Curse of the Crimson Throne
Korvosa Stat Block
LN large city
Corruption +2; Crime +0; Economy +4; Law +5; Lore +4; Society +0
Qualities academic, holy site, magically attuned, prosperous, strategic location
Government overlord (monarch)
Population 18,486 (16,637 humans, 739 dwarves, 371 elves, 369 halflings, 184 half-elves, 186 other)
Swordmistress Sabina Merrin (female human fighter)
Headmaster Toff Ornelos (male human aristocrat/wizard)
Field Marshall Cressida Kroft (female human aristocrat/fighter)
Base Value 12,800 gp; Purchase Limit 85,000 gp; Spellcasting 9th
Minor Items 4d4; Medium Items 3d4; Major Items 2d4
Like the people of any other city, Korvosans concern themselves more with the day-to-day particulars of living than with politics, history, or macroeconomics. Still, Korvosa has a few particular nuances that make it and its citizens unique. The following overview only begins to touch on what it means to be a Korvosan.
At its height, just before the death of Aroden and the departure of the separatists who founded Magnimar, Korvosa just topped 23,000 inhabitants. It lost nearly 10,000 to the resulting chaos of the time, but in the last century it regained half that many. As a result of its rapid contraction and slow re-expansion, many of the aff luent sections of Korvosa remain underpopulated. With the buildings it has and the area it covers, Korvosa could comfortably fill out to a true metropolis.

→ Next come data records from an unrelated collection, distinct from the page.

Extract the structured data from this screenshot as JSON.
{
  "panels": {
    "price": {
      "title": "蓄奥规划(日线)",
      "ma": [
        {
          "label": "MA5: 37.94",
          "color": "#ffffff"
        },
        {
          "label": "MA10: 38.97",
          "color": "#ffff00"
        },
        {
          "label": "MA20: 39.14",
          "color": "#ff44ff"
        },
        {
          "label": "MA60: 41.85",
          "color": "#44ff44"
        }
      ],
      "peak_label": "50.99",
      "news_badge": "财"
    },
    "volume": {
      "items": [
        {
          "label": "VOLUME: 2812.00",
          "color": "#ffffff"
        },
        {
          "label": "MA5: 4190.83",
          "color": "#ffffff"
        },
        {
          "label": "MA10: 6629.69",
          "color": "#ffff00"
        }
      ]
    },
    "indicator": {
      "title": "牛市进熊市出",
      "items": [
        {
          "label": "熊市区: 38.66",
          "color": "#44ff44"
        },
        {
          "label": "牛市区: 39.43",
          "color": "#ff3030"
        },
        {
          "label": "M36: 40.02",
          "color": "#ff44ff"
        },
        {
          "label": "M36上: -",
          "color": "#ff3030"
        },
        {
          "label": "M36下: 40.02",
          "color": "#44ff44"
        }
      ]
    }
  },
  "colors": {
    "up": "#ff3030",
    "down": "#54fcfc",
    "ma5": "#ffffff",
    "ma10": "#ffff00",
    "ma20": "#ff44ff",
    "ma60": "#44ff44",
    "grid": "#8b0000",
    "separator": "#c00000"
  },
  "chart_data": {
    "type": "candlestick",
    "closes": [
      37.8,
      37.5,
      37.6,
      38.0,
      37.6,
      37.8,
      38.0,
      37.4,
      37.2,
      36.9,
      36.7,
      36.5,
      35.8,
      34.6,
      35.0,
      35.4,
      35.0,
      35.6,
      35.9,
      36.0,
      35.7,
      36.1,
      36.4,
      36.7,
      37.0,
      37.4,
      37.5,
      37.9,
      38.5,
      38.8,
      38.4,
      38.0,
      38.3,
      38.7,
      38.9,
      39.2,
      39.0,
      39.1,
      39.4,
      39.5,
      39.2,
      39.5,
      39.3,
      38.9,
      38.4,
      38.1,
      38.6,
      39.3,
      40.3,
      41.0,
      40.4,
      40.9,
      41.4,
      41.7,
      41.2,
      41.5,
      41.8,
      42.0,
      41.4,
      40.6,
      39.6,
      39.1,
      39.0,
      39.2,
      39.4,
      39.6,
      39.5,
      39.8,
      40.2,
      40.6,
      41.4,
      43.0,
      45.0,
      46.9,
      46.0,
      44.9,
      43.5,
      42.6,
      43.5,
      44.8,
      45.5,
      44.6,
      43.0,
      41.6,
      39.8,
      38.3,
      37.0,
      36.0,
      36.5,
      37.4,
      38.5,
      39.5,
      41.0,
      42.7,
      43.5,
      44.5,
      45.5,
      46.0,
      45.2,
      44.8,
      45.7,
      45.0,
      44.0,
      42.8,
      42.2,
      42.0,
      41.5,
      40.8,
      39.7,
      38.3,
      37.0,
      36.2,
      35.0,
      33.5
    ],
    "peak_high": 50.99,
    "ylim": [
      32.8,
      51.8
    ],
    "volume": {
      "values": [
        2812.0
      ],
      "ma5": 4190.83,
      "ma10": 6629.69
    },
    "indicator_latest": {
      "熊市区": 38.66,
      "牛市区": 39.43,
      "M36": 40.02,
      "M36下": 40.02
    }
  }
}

The dichotomy of Korvosa’s underpopulated affluent wards with overcrowded Old Korvosa highlights the city’s greatest failing: the vast gulf of separation between its wealthy, powerful elite and its dreadfully impoverished poor. This gulf between social classes colors the development of the city and led to the creation of some of the features unique to Korvosa.
Those who live in Korvosa respect and admire ostentatious displays of wealth, power, or knowledge. They consider confidence and competence the greatest of assets, and they deride or heckle those who display weakness, indecisiveness, or inability. Korvosans are quick to judge and slow to forgive.
In addition to power, Korvosans love predictability. Korvosans like to regulate their lives, creating strict regimens for themselves that they slavishly follow. Upsetting a Korvosan’s routine can ruin his entire day and likely makes him angry. To this end, Korvosa strictly enforces its laws (which often have harsh punishments far in excess of the law codes of other non-evil governments) and rewards those who play by the rules. That said, Korvosa also recognizes that not everyone plays by the same rules, so it compensates by applying regulations to nonviolent criminals in the form of vice taxes and official recognition of the city’s single thieves’ guild.
By charter amendment, Korvosa does not allow merchants, laborers, or tradesmen to form guilds. Most workers within the city are self-employed or work for a master to whom they were apprenticed in their youths.
The city relies on these cottage industries and the skilled workers who make them prof itable, so naturally it has one entire volume of laws and regulations devoted to the protection and rights of workers. And thanks to the Korvosan drive to succeed, the city’s merchants do well for themselves.